Moist is rather brighter than Vimes, but he has a tendency to let his mouth lead and his brain follow – rather like the current president of France, except that Moist is endowed with the most unmasculine trait of intuition and is, all unbeknownst to himself, a business genius. Alright, so he’s a dyed-in-the-wool con man (still talking about Moist here). The line between successful con man and brilliant salesman is so fine as to be nigh-invisible, defined in the book as selling sizzle rather than the sausage. All that Moist has to do is: avoid a major financial crisis; modernise the banking system; find a way to get the Ankh-Morpork dollar off the gold standard because somebody stole the gold in the vaults; make sure nobody assassinates the Chairman, who’s a small ugly dog; and await the inevitable day when someone from his past reveals him to the world for what he is: an ex-crook.

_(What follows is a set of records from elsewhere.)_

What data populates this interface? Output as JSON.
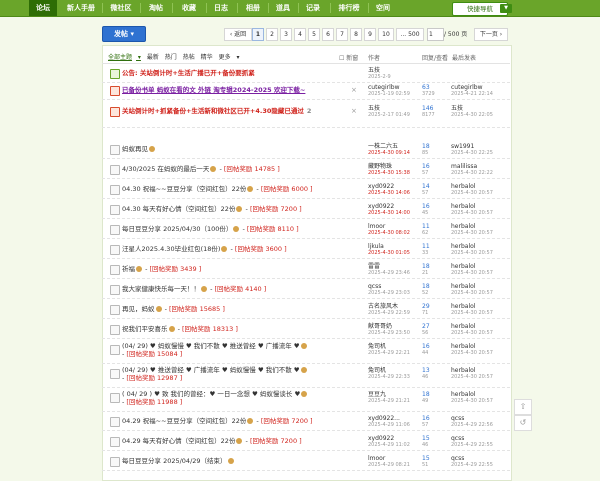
{
  "nav": {
    "items": [
      "论坛",
      "新人手册",
      "微社区",
      "淘帖",
      "收藏",
      "日志",
      "相册",
      "道具",
      "记录",
      "排行榜",
      "空间"
    ],
    "quicknav": "快捷导航"
  },
  "toolbar": {
    "post": "发帖",
    "prev": "返回",
    "pages": [
      "1",
      "2",
      "3",
      "4",
      "5",
      "6",
      "7",
      "8",
      "9",
      "10",
      "... 500"
    ],
    "page_input": "1",
    "total": "/ 500 页",
    "next": "下一页"
  },
  "filter": {
    "items": [
      "全部主题",
      "最新",
      "热门",
      "热帖",
      "精华",
      "更多"
    ],
    "new_window": "新窗",
    "author": "作者",
    "replies": "回复/查看",
    "last": "最后发表"
  },
  "threads": [
    {
      "type": "notice",
      "title": "公告: 关站倒计时+生活广播已开+备份要抓紧",
      "author": "五技",
      "adate": "2025-2-9",
      "rep": "",
      "views": "",
      "last": "",
      "ldate": "",
      "style": "red"
    },
    {
      "type": "pin",
      "title": "已备份书单 蚂蚁在看的文 外链 淘专辑2024-2025 欢迎下载~",
      "author": "cutegirlbw",
      "adate": "2025-1-19 02:59",
      "rep": "63",
      "views": "3729",
      "last": "cutegirlbw",
      "ldate": "2025-4-21 22:14",
      "style": "purple"
    },
    {
      "type": "pin",
      "title": "关站倒计时+抓紧备份+生活新和微社区已开+4.30隐藏已通过",
      "title2": "2",
      "author": "五技",
      "adate": "2025-2-17 01:49",
      "rep": "146",
      "views": "8177",
      "last": "五技",
      "ldate": "2025-4-30 22:05",
      "style": "red2"
    },
    {
      "type": "n",
      "title": "蚂蚁再见",
      "reward": "",
      "author": "一株二六五",
      "adate": "2025-4-30 09:14",
      "rep": "18",
      "views": "85",
      "last": "sw1991",
      "ldate": "2025-4-30 22:25",
      "dnew": true
    },
    {
      "type": "n",
      "title": "4/30/2025 在蚂蚁的最后一天",
      "reward": "[回帖奖励 14785 ]",
      "author": "藏野物珠",
      "adate": "2025-4-30 15:38",
      "rep": "16",
      "views": "57",
      "last": "malilissa",
      "ldate": "2025-4-30 22:22",
      "dnew": true
    },
    {
      "type": "n",
      "title": "04.30 祝福~~豆豆分享（空间红包）22份",
      "reward": "[回帖奖励 6000 ]",
      "author": "xyd0922",
      "adate": "2025-4-30 14:06",
      "rep": "14",
      "views": "57",
      "last": "herbalol",
      "ldate": "2025-4-30 20:57",
      "dnew": true
    },
    {
      "type": "n",
      "title": "04.30 每天有好心情（空间红包）22份",
      "reward": "[回帖奖励 7200 ]",
      "author": "xyd0922",
      "adate": "2025-4-30 14:00",
      "rep": "16",
      "views": "45",
      "last": "herbalol",
      "ldate": "2025-4-30 20:57",
      "dnew": true
    },
    {
      "type": "n",
      "title": "每日豆豆分享 2025/04/30（100份）",
      "reward": "[回帖奖励 8110 ]",
      "author": "lmoor",
      "adate": "2025-4-30 08:02",
      "rep": "11",
      "views": "62",
      "last": "herbalol",
      "ldate": "2025-4-30 20:57",
      "dnew": true
    },
    {
      "type": "n",
      "title": "汪星人2025.4.30毕业红包(18份)",
      "reward": "[回帖奖励 3600 ]",
      "author": "ljkula",
      "adate": "2025-4-30 01:05",
      "rep": "11",
      "views": "33",
      "last": "herbalol",
      "ldate": "2025-4-30 20:57",
      "dnew": true
    },
    {
      "type": "n",
      "title": "祈福",
      "reward": "[回帖奖励 3439 ]",
      "author": "雷雷",
      "adate": "2025-4-29 23:46",
      "rep": "18",
      "views": "21",
      "last": "herbalol",
      "ldate": "2025-4-30 20:57"
    },
    {
      "type": "n",
      "title": "我大家健康快乐每一天！！",
      "reward": "[回帖奖励 4140 ]",
      "author": "qcss",
      "adate": "2025-4-29 23:03",
      "rep": "18",
      "views": "52",
      "last": "herbalol",
      "ldate": "2025-4-30 20:57"
    },
    {
      "type": "n",
      "title": "再见，蚂蚁",
      "reward": "[回帖奖励 15685 ]",
      "author": "古名旅风木",
      "adate": "2025-4-29 22:59",
      "rep": "29",
      "views": "71",
      "last": "herbalol",
      "ldate": "2025-4-30 20:57"
    },
    {
      "type": "n",
      "title": "祝我们平安喜乐",
      "reward": "[回帖奖励 18313 ]",
      "author": "献哥哥奶",
      "adate": "2025-4-29 23:50",
      "rep": "27",
      "views": "56",
      "last": "herbalol",
      "ldate": "2025-4-30 20:57"
    },
    {
      "type": "n2",
      "title": "(04/ 29) ♥ 蚂蚁慢慢 ♥ 我们不散 ♥ 推送曾经 ♥ 广播流年 ♥",
      "reward": "[回帖奖励 15084 ]",
      "author": "兔司机",
      "adate": "2025-4-29 22:21",
      "rep": "16",
      "views": "44",
      "last": "herbalol",
      "ldate": "2025-4-30 20:57"
    },
    {
      "type": "n2",
      "title": "(04/ 29) ♥ 推送曾经 ♥ 广播流年 ♥ 蚂蚁慢慢 ♥ 我们不散 ♥",
      "reward": "[回帖奖励 12987 ]",
      "author": "兔司机",
      "adate": "2025-4-29 22:33",
      "rep": "13",
      "views": "46",
      "last": "herbalol",
      "ldate": "2025-4-30 20:57"
    },
    {
      "type": "n2",
      "title": "( 04/ 29 ) ♥ 致 我们的曾经：♥ 一日一念想 ♥ 蚂蚁慢谈长 ♥",
      "reward": "[回帖奖励 11988 ]",
      "author": "豆豆九",
      "adate": "2025-4-29 21:21",
      "rep": "18",
      "views": "49",
      "last": "herbalol",
      "ldate": "2025-4-30 20:57"
    },
    {
      "type": "n",
      "title": "04.29 祝福~~豆豆分享（空间红包）22份",
      "reward": "[回帖奖励 7200 ]",
      "author": "xyd0922...",
      "adate": "2025-4-29 11:06",
      "rep": "16",
      "views": "57",
      "last": "qcss",
      "ldate": "2025-4-29 22:56"
    },
    {
      "type": "n",
      "title": "04.29 每天有好心情（空间红包）22份",
      "reward": "[回帖奖励 7200 ]",
      "author": "xyd0922",
      "adate": "2025-4-29 11:02",
      "rep": "15",
      "views": "46",
      "last": "qcss",
      "ldate": "2025-4-29 22:55"
    },
    {
      "type": "n",
      "title": "每日豆豆分享 2025/04/29（结束）",
      "reward": "",
      "author": "lmoor",
      "adate": "2025-4-29 08:21",
      "rep": "15",
      "views": "51",
      "last": "qcss",
      "ldate": "2025-4-29 22:55"
    }
  ],
  "colors": {
    "nav": "#6aa52a",
    "nav_active": "#2e6d05",
    "accent": "#d0231c",
    "link": "#2f72d1"
  }
}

This is the thirty-first book in the Discworld series not counting the children’s books; it’s the thirty-sixth if you do. That Mr Pratchett should still be delivering quality stuff in the same vein is frankly mind-boggling. It shouldn’t happen. With most series you’re lucky if you get past half-a-dozen decent books, many founder long before. Oh, there are a few jokes we’ve already heard, and we could probably have dispensed with the Glooper – although we’d have missed out on a nerdy scientist whose description closely resembles that of Beaker the Muppet, plus an Igor – but we have a genuinely gripping tale with quite a lot of character development. And a dog. Why Terry Pratchett writes so many tales involving dogs is a bit of a mystery, since he has a genetic disposition to be owned by cats. Perhaps he, too, is being turned into Vetinari’s terrier.